Sen. Bob Menendez (D-N.J.) said in a New York Times op-ed published on Wednesday that the United States needs to learn from its mistakes in Ukraine in deciding how to best support Taiwan.
Menendez, the chairman of the Senate Foreign Relations Committee, said authoritarian rulers like Russian President Vladimir Putin have been emboldened in recent years by disfunction in democracies and hesitant international institutions.
He said that the U.S. needs to have less ambiguity with its approach to Taiwan and clarity “in word and deed” is needed to maintain peace and stability in the Taiwan Strait, the body of water separating China and Taiwan.
Menendez’s op-ed comes as House Speaker Nancy Pelosi (D-Calif.) touched down on the democratic, self-governing island Tuesday as part of her wider Asia tour.

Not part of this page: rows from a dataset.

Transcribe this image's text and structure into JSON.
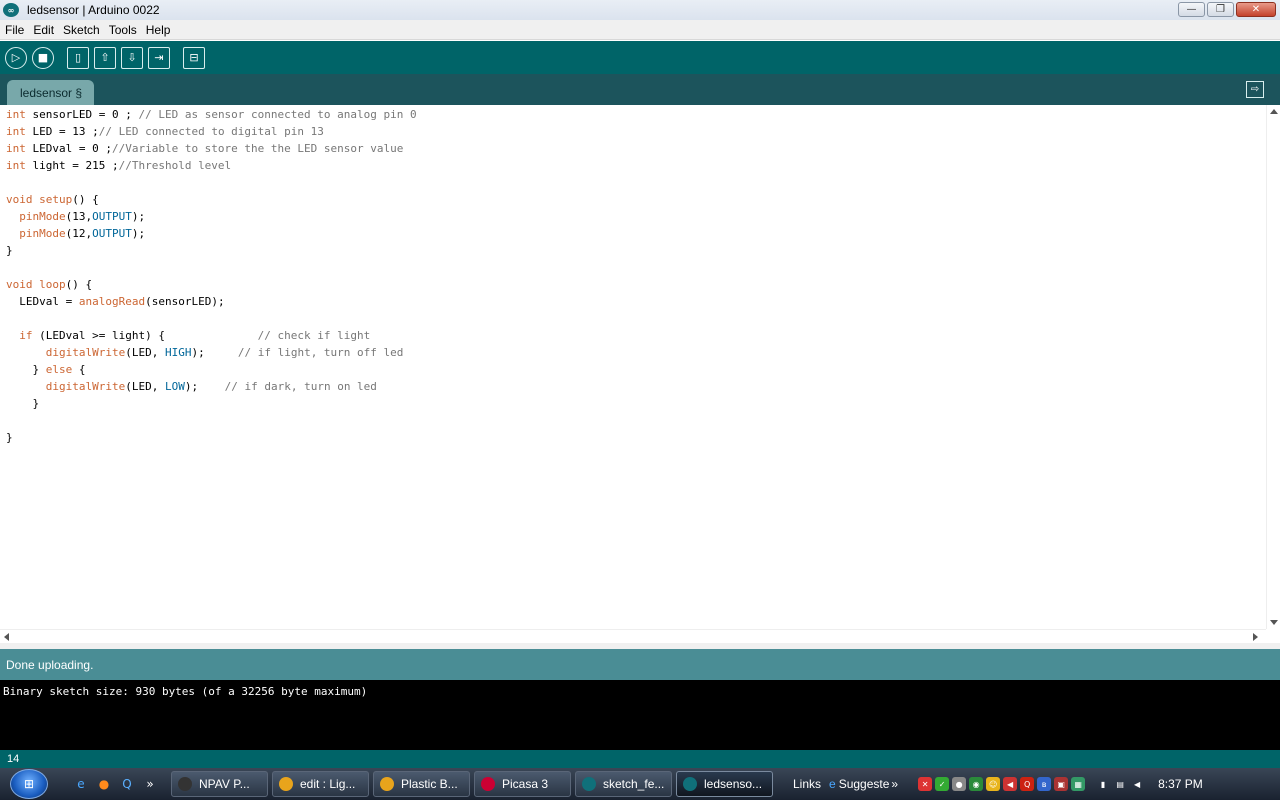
{
  "window": {
    "title": "ledsensor | Arduino 0022",
    "minimize": "—",
    "maximize": "❐",
    "close": "✕"
  },
  "menu": [
    "File",
    "Edit",
    "Sketch",
    "Tools",
    "Help"
  ],
  "toolbar": {
    "icons": [
      "verify-icon",
      "stop-icon",
      "new-icon",
      "open-icon",
      "save-icon",
      "upload-icon",
      "serial-monitor-icon"
    ]
  },
  "tabs": {
    "active": "ledsensor §"
  },
  "code": [
    [
      [
        "kw",
        "int"
      ],
      [
        "t",
        " sensorLED = 0 ; "
      ],
      [
        "cm",
        "// LED as sensor connected to analog pin 0"
      ]
    ],
    [
      [
        "kw",
        "int"
      ],
      [
        "t",
        " LED = 13 ;"
      ],
      [
        "cm",
        "// LED connected to digital pin 13"
      ]
    ],
    [
      [
        "kw",
        "int"
      ],
      [
        "t",
        " LEDval = 0 ;"
      ],
      [
        "cm",
        "//Variable to store the the LED sensor value"
      ]
    ],
    [
      [
        "kw",
        "int"
      ],
      [
        "t",
        " light = 215 ;"
      ],
      [
        "cm",
        "//Threshold level"
      ]
    ],
    [],
    [
      [
        "kw",
        "void"
      ],
      [
        "t",
        " "
      ],
      [
        "fn",
        "setup"
      ],
      [
        "t",
        "() {"
      ]
    ],
    [
      [
        "t",
        "  "
      ],
      [
        "fn",
        "pinMode"
      ],
      [
        "t",
        "(13,"
      ],
      [
        "cst",
        "OUTPUT"
      ],
      [
        "t",
        ");"
      ]
    ],
    [
      [
        "t",
        "  "
      ],
      [
        "fn",
        "pinMode"
      ],
      [
        "t",
        "(12,"
      ],
      [
        "cst",
        "OUTPUT"
      ],
      [
        "t",
        ");"
      ]
    ],
    [
      [
        "t",
        "}"
      ]
    ],
    [],
    [
      [
        "kw",
        "void"
      ],
      [
        "t",
        " "
      ],
      [
        "fn",
        "loop"
      ],
      [
        "t",
        "() {"
      ]
    ],
    [
      [
        "t",
        "  LEDval = "
      ],
      [
        "fn",
        "analogRead"
      ],
      [
        "t",
        "(sensorLED);"
      ]
    ],
    [],
    [
      [
        "t",
        "  "
      ],
      [
        "kw",
        "if"
      ],
      [
        "t",
        " (LEDval >= light) {              "
      ],
      [
        "cm",
        "// check if light"
      ]
    ],
    [
      [
        "t",
        "      "
      ],
      [
        "fn",
        "digitalWrite"
      ],
      [
        "t",
        "(LED, "
      ],
      [
        "cst",
        "HIGH"
      ],
      [
        "t",
        ");     "
      ],
      [
        "cm",
        "// if light, turn off led"
      ]
    ],
    [
      [
        "t",
        "    } "
      ],
      [
        "kw",
        "else"
      ],
      [
        "t",
        " {"
      ]
    ],
    [
      [
        "t",
        "      "
      ],
      [
        "fn",
        "digitalWrite"
      ],
      [
        "t",
        "(LED, "
      ],
      [
        "cst",
        "LOW"
      ],
      [
        "t",
        ");    "
      ],
      [
        "cm",
        "// if dark, turn on led"
      ]
    ],
    [
      [
        "t",
        "    }"
      ]
    ],
    [],
    [
      [
        "t",
        "}"
      ]
    ]
  ],
  "status": {
    "message": "Done uploading.",
    "console": "Binary sketch size: 930 bytes (of a 32256 byte maximum)",
    "line_number": "14"
  },
  "taskbar": {
    "quick_launch": [
      "ie-icon",
      "firefox-icon",
      "search-icon",
      "more-icon"
    ],
    "quick_launch_more": "»",
    "tasks": [
      {
        "label": "NPAV P...",
        "icon": "search-icon",
        "active": false,
        "color": "#333"
      },
      {
        "label": "edit : Lig...",
        "icon": "chrome-icon",
        "active": false,
        "color": "#e8a41c"
      },
      {
        "label": "Plastic B...",
        "icon": "chrome-icon",
        "active": false,
        "color": "#e8a41c"
      },
      {
        "label": "Picasa 3",
        "icon": "picasa-icon",
        "active": false,
        "color": "#c03"
      },
      {
        "label": "sketch_fe...",
        "icon": "arduino-icon",
        "active": false,
        "color": "#10707a"
      },
      {
        "label": "ledsenso...",
        "icon": "arduino-icon",
        "active": true,
        "color": "#10707a"
      }
    ],
    "links_label": "Links",
    "suggested_label": "Suggeste",
    "links_more": "»",
    "clock": "8:37 PM"
  },
  "colors": {
    "toolbar": "#006468",
    "tabbar": "#1c545c",
    "status": "#4a8d95",
    "keyword": "#cc6633",
    "constant": "#006699",
    "comment": "#777777"
  }
}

China had issued warnings against Pelosi and the White House had been in contact with her over the planned visit, but the Speaker decided to move forward with her trip.
She argued in an op-ed published in The Washington Post that the U.S. must stand by Taiwan against China — a country she said is a threat to democracy. She is the highest-ranking U.S. official to visit Taiwan since former House Speaker Newt Gingrich (R-Ga.) in 1997.
Menendez said China’s potential response of “performative sound and fury” to Pelosi’s visit is an excuse for aggressive steps they were already planning to take.
He said the U.S. saw warning signs for the future of Ukraine in 2014, when Russia annexed Crimea and Russian-backed separatists began fighting the Ukrainian government in the eastern Donbas region, but did not take action to prevent further aggression.
He said he introduced the Taiwan Policy Act of 2022 with Sen. Lindsey Graham (R-S.C.) to provide almost $4.5 billion in security funding to Taiwan in the next four years. The legislation would also recognize the island as a “major non-NATO ally,” which would tighten military and security ties to the alliance, and have Taiwan participate in international organizations and multilateral trade agreements.
He said the bill would also impose sanctions on China if it takes “hostile action” against Taiwan.
Menendez said the Chinese government is likely planning to blame the U.S. for any aggressive action regardless, but China is the one that has been trying to change the status quo.
He said the U.S. is not the “world’s policeman,” but the country has a moral and practical obligation to support the Taiwanese people.